This time of year, most racing fans are giving the lion’s share of their attention to the Kentucky Derby, a sliver to the Kentucky Oaks, and almost no attention to the other divisions or races in thoroughbred racing. It can be easy to forget that there are races other than the Run for the Roses and tracks other than Churchill Downs.
But looming large after the Derby is a race at “Old Hilltop,” Pimlico, the historic racetrack in Baltimore, Maryland: the Preakness. The second leg of the Triple Crown. The Run for the Black-Eyed Susans. You can check the current 2022 Preakness Stakes odds by TwinSpires here to see how it is shaping up.
And, for many trainers, an opportunity for glory after the Kentucky Derby shut them out.
Who will be running in the 2022 Preakness Stakes?
Much of the field for the Preakness will be composed of horses who ran in the Kentucky Derby. Interestingly enough, surprise Derby winner Rich Strike will not race in the Preakness Stakes. Instead, the horse will rest while the team will focus on the Triple Crown’s third stop, the Belmont Stakes, scheduled to take place in June.
The runner-up in the Grade I Wood Memorial, Early Voting is still listed as a Kentucky Derby participant, but trainer Chad Brown has not yet committed to running Early Voting in the Derby. A talented yet inexperienced son of Gun Runner, Early Voting showed in the Wood Memorial that he has not only a ton of speed but will not wilt when looked in the eye by a competitor.
Mo Donegal did eventually pass him, but he had to run the last quarter in under 24 seconds to do it, which is pretty fast for a three-year-old in the spring. If Early Voting spends the first Saturday in May freshening up in his stall, he could be a serious threat in the Preakness.
The winner of the listed El Camino Real Derby at Golden Gate Fields rarely makes it into the Kentucky Derby; however, they receive an automatic berth in the Preakness Stakes. Indeed, last year’s El Camino Real Derby winner, Rombauer, passed on the Kentucky Derby after finishing third in the Grade I Blue Grass Stakes and ultimately proved victorious in the Preakness.

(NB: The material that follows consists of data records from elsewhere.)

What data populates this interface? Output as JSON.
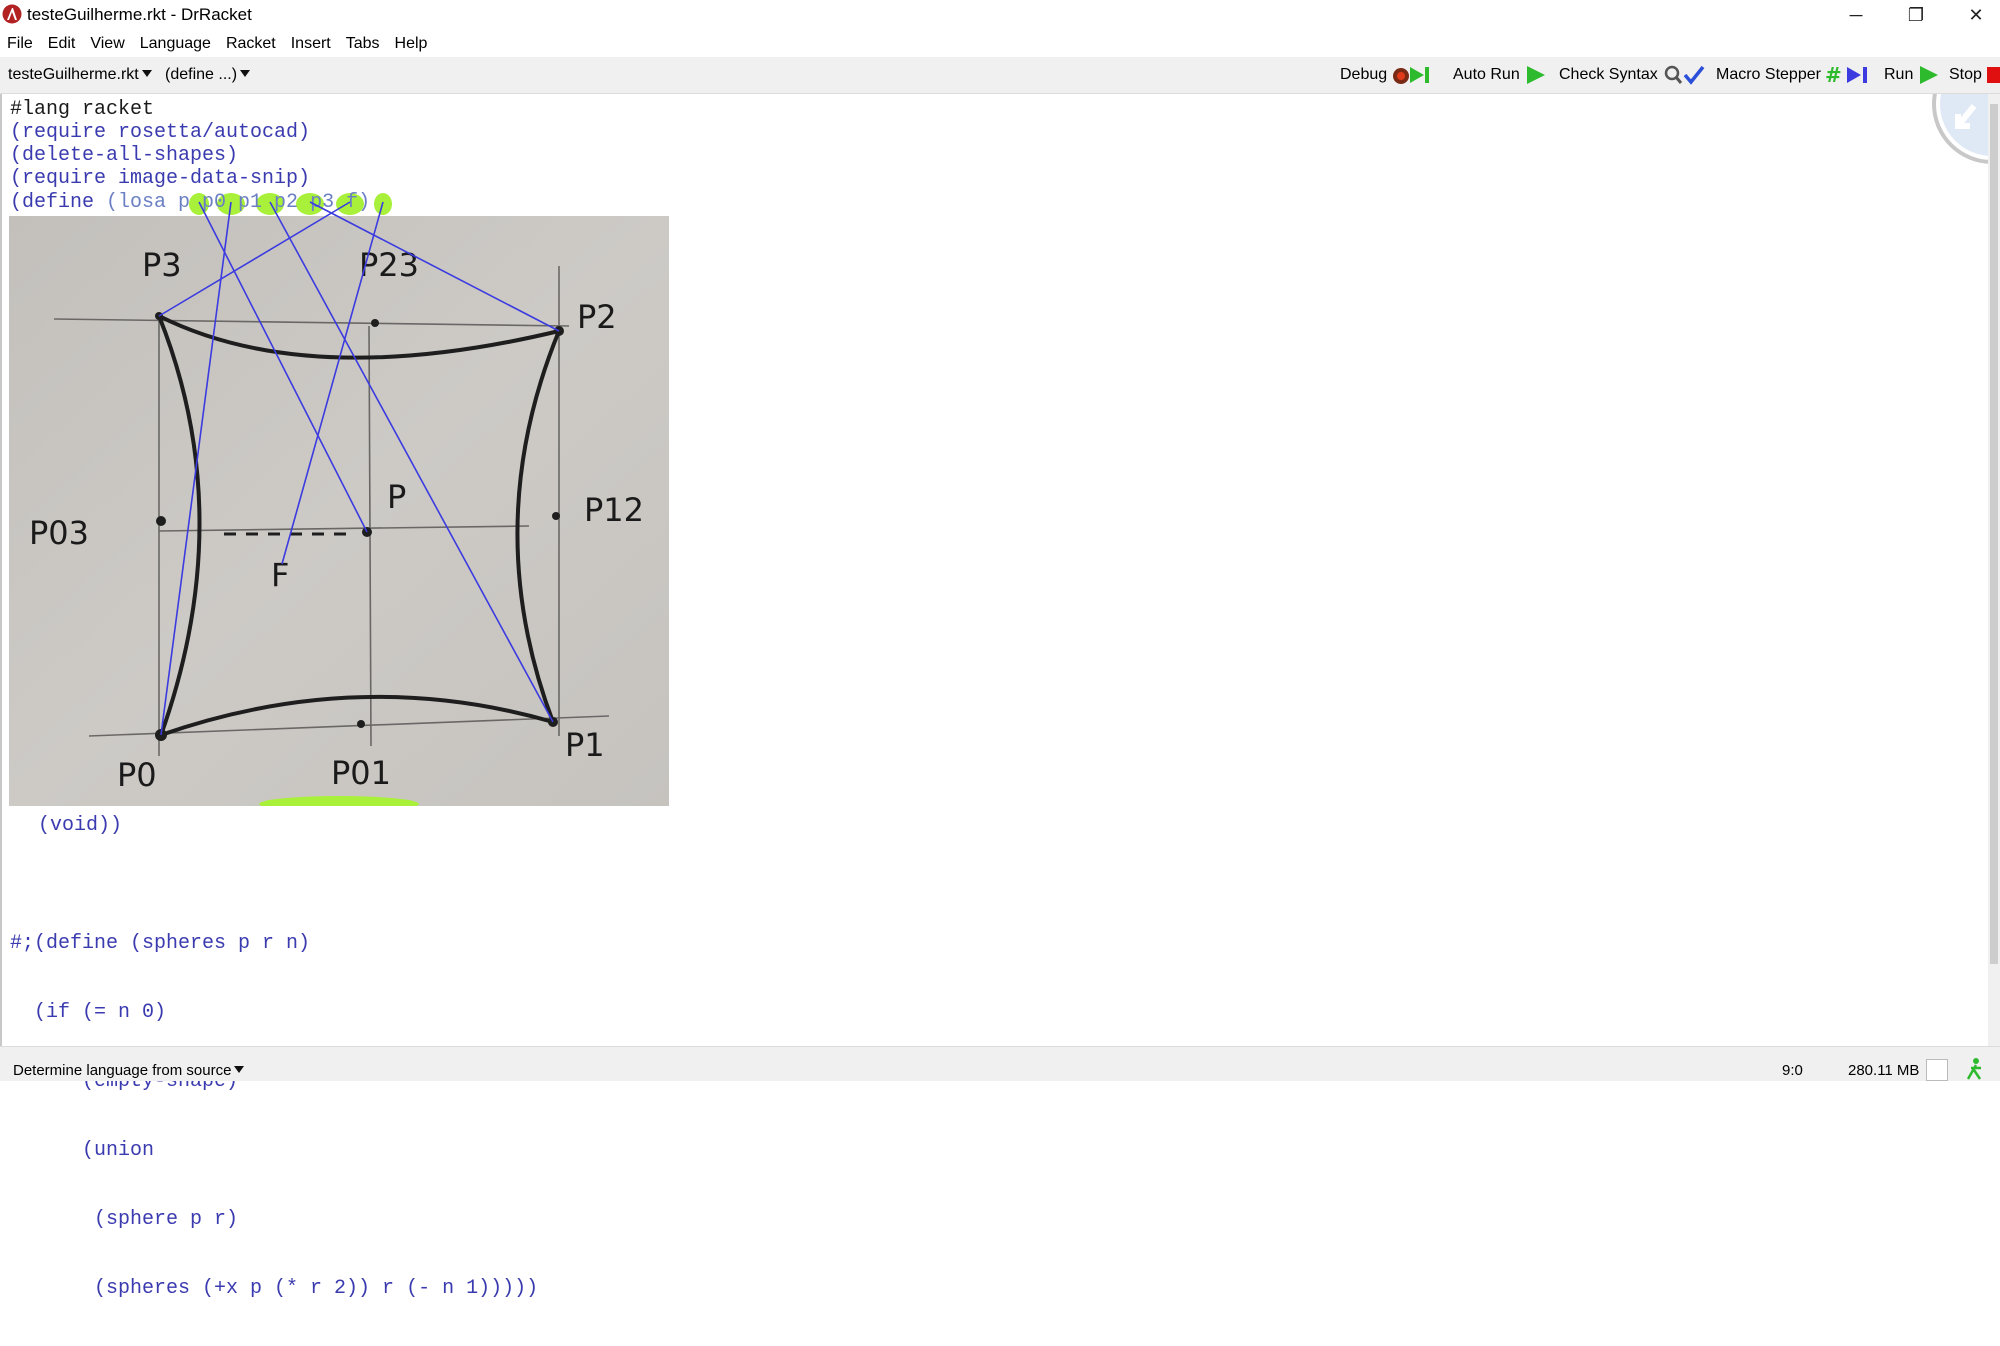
{
  "window": {
    "title": "testeGuilherme.rkt - DrRacket",
    "minimize": "─",
    "maximize": "❐",
    "close": "✕"
  },
  "menu": [
    "File",
    "Edit",
    "View",
    "Language",
    "Racket",
    "Insert",
    "Tabs",
    "Help"
  ],
  "toolbar": {
    "file_selector": "testeGuilherme.rkt",
    "define_selector": "(define ...)",
    "buttons": {
      "debug": "Debug",
      "auto_run": "Auto Run",
      "check_syntax": "Check Syntax",
      "macro_stepper": "Macro Stepper",
      "run": "Run",
      "stop": "Stop"
    }
  },
  "code": {
    "line1": "#lang racket",
    "line2": "(require rosetta/autocad)",
    "line3": "(delete-all-shapes)",
    "line4": "(require image-data-snip)",
    "define_kw": "(define",
    "define_sig": "(losa p p0 p1 p2 p3 f)",
    "void_line": "(void))",
    "block": [
      "#;(define (spheres p r n)",
      "  (if (= n 0)",
      "      (empty-shape)",
      "      (union",
      "       (sphere p r)",
      "       (spheres (+x p (* r 2)) r (- n 1)))))"
    ]
  },
  "sketch_labels": {
    "p3": "P3",
    "p23": "P23",
    "p2": "P2",
    "p12": "P12",
    "p": "P",
    "p03": "P03",
    "f": "F",
    "p0": "P0",
    "p01": "P01",
    "p1": "P1"
  },
  "status": {
    "language": "Determine language from source",
    "position": "9:0",
    "memory": "280.11 MB"
  },
  "colors": {
    "keyword": "#1b1b1b",
    "paren": "#8b3a2a",
    "identifier": "#3b3bb0",
    "comment": "#c2730d",
    "highlight": "#9ef01a",
    "arrow": "#3b3be0",
    "stop": "#e01010",
    "run_green": "#2dbb2d"
  }
}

This year, Blackadder, a son of Quality Road, dueled with favored Mackinnon over Golden Gate’s Tapeta surface, and ultimately fought just hard enough to win by a neck. An attempt in the Blue Grass proved wildly unsuccessful when he finished a dull ninth, but the break time between the Blue Grass and the Preakness could prove to Blackadder’s advantage.
Ethereal Road is unlikely to gain a spot in the Kentucky Derby gate, sitting (at the time of this writing) at number 23 on the Kentucky Derby leaderboard after a fourth-place finish in the Grade III Lexington Stakes.
Trainer D. Wayne Lukas is no stranger to the Triple Crown, and assuming Ethereal Road remains on the Derby bubble, it would not be surprising if he prepped this son of Quality Road for a start in the Preakness.
“The XX Factor”
This year’s Kentucky Oaks is headlined by four standout fillies: champion Echo Zulu, Grade I Ashland winner Nest, Grade II Gulfstream Park Oaks winner Kathleen O, and Grade III Honeybee Stakes winner Secret Oath. Should any of these fillies assert her dominance strongly enough in the Kentucky Oaks, their connections may opt to enter them in the Preakness?
The 2009 Oaks victor, Rachel Alexandra, demolished her fellow fillies and then won the Preakness en route to being Horse of the Year. In 2020, Oaks runner-up Swiss Skydiver took a chance against the boys in the Preakness and won a hard-fought battle against Derby winner Authentic.
Any one of the aforementioned horses could, at this point, be considered a legitimate Preakness threat. Ultimately, though, we will not have an accurate picture of the Preakness until the dust has settled at Churchill Downs.